The new view of academisation is of schools being a part of a multi-academy trust, (MAT), just part of a collective. It appears to be the case that the MAT holds the purse strings and makes, to a large extent, the decisions across the MAT. Staff are employed by the MAT, rather than the school, so could, should the MAT decide, move the staff to need, or employ staff across the MAT on a daily basis. This can imply an economy of scale, especially in a shortage subject, but could also be a potential negative.
The management structure of a MAT can make it seem like a small Local or Unitary Authority, with CEO and back office needs “top slicing” MAT funding, to address common needs, HR, H&S, Legal, Finance…
Executive Heads oversee Heads of School. I can see an element of deference possible within the relationship, with the Head of School possibly less able to make the day to day decisions that I was able to make.
Academisation has the potential to turn the clock back to before 1988. Without geographical localism, coordination will become more difficult.

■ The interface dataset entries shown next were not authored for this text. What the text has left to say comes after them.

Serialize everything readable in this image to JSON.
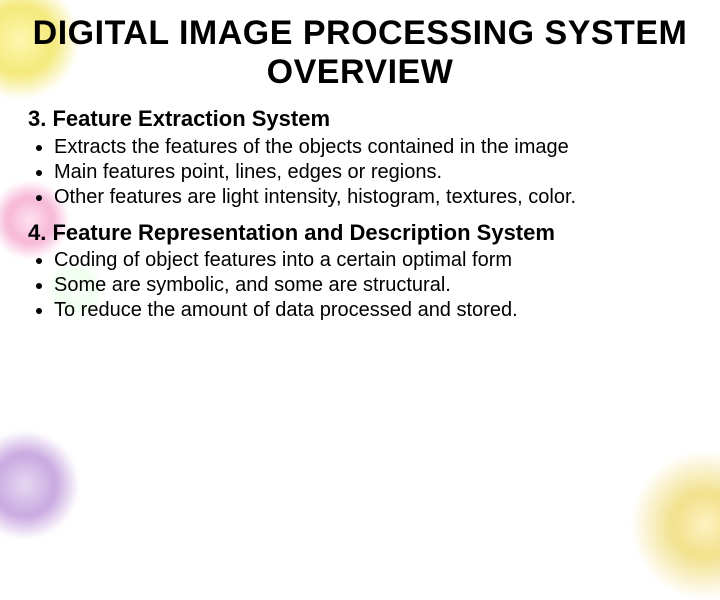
{
  "title": "DIGITAL IMAGE PROCESSING SYSTEM OVERVIEW",
  "sections": [
    {
      "heading": "3. Feature Extraction System",
      "bullets": [
        "Extracts the features of the objects contained in the image",
        "Main features point, lines, edges or regions.",
        "Other features are light intensity, histogram, textures, color."
      ]
    },
    {
      "heading": "4. Feature Representation and Description System",
      "bullets": [
        "Coding of object features into a certain optimal form",
        "Some are symbolic, and some are structural.",
        "To reduce the amount of data processed and stored."
      ]
    }
  ]
}
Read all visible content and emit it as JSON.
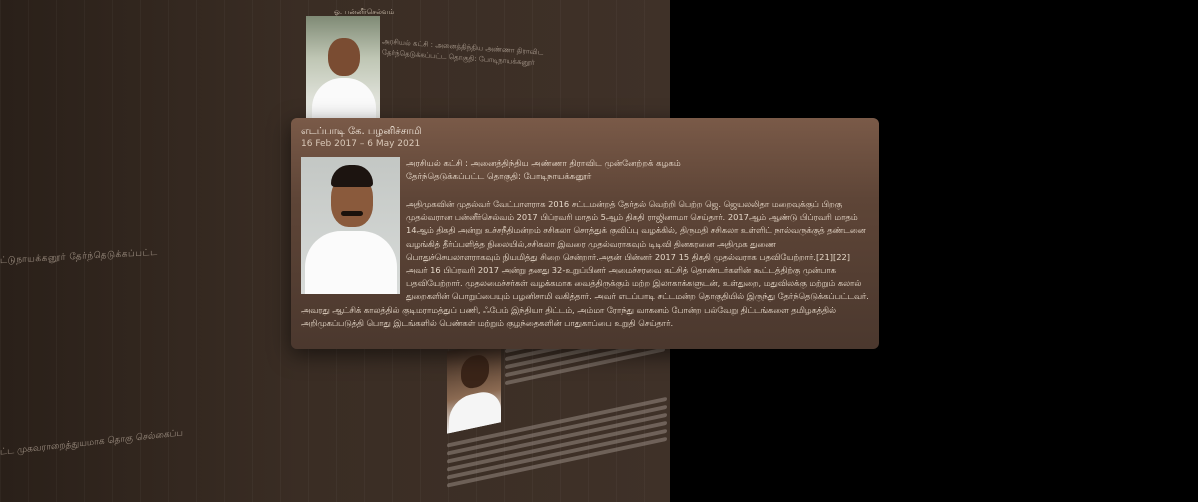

Expertise from one area may not transfer easily into a very different context. There are no guarantees that such a significant change in the system will have the impact expected.
Local schools have local issues, created by geography, demographics, educational opportunity and employment prospects. Each of these will impact on local valuing of education, the ability to recruit high quality staff, local housing costs (rental and bought), school budget ability to enhance opportunity, richness of local learning opportunities.
Local issues need local solutions, which can derive from case studies from similar areas, but which need to be adjusted to the specific needs of the locality. The “had to improve” school equates to the “hard to reach” parent issue. Both need reflective analysis, good communication and relationships, shared understanding of the issues and then a shared plan for resolution, supported by local and wider expertise. It may need a short term injection of additional money for specific elements of the project.
Just to academise the schools will not support the resolution of the problem. In fact, it could make it worse, with centralised funds incapable of being diverted to the specific needs of the challenging school, whereas a local council may be able to address this need.
Don’t let LMS disappear; a locality demands local solutions.
Local Management of Schools is a necessary element of whole system improvement. Just focus on the schools with identifiable issues, for the sake of the whole system.
I'd deploy HMI to take a significant lead in this specific area of school improvement, to:-
Share good practice, in writing, through blogging, through video or through supported visits.
Get teachers talking together, not just within their chain; to avoid “group-think”.
Make sure the available money works to enhance learning and teaching, not to support the management layers of multi-academy trusts.
Education benefits from economy of scale. Ensure the benefits are used to benefit education.
Simplify to amplify. If most schools are good, focus on the schools in greatest need.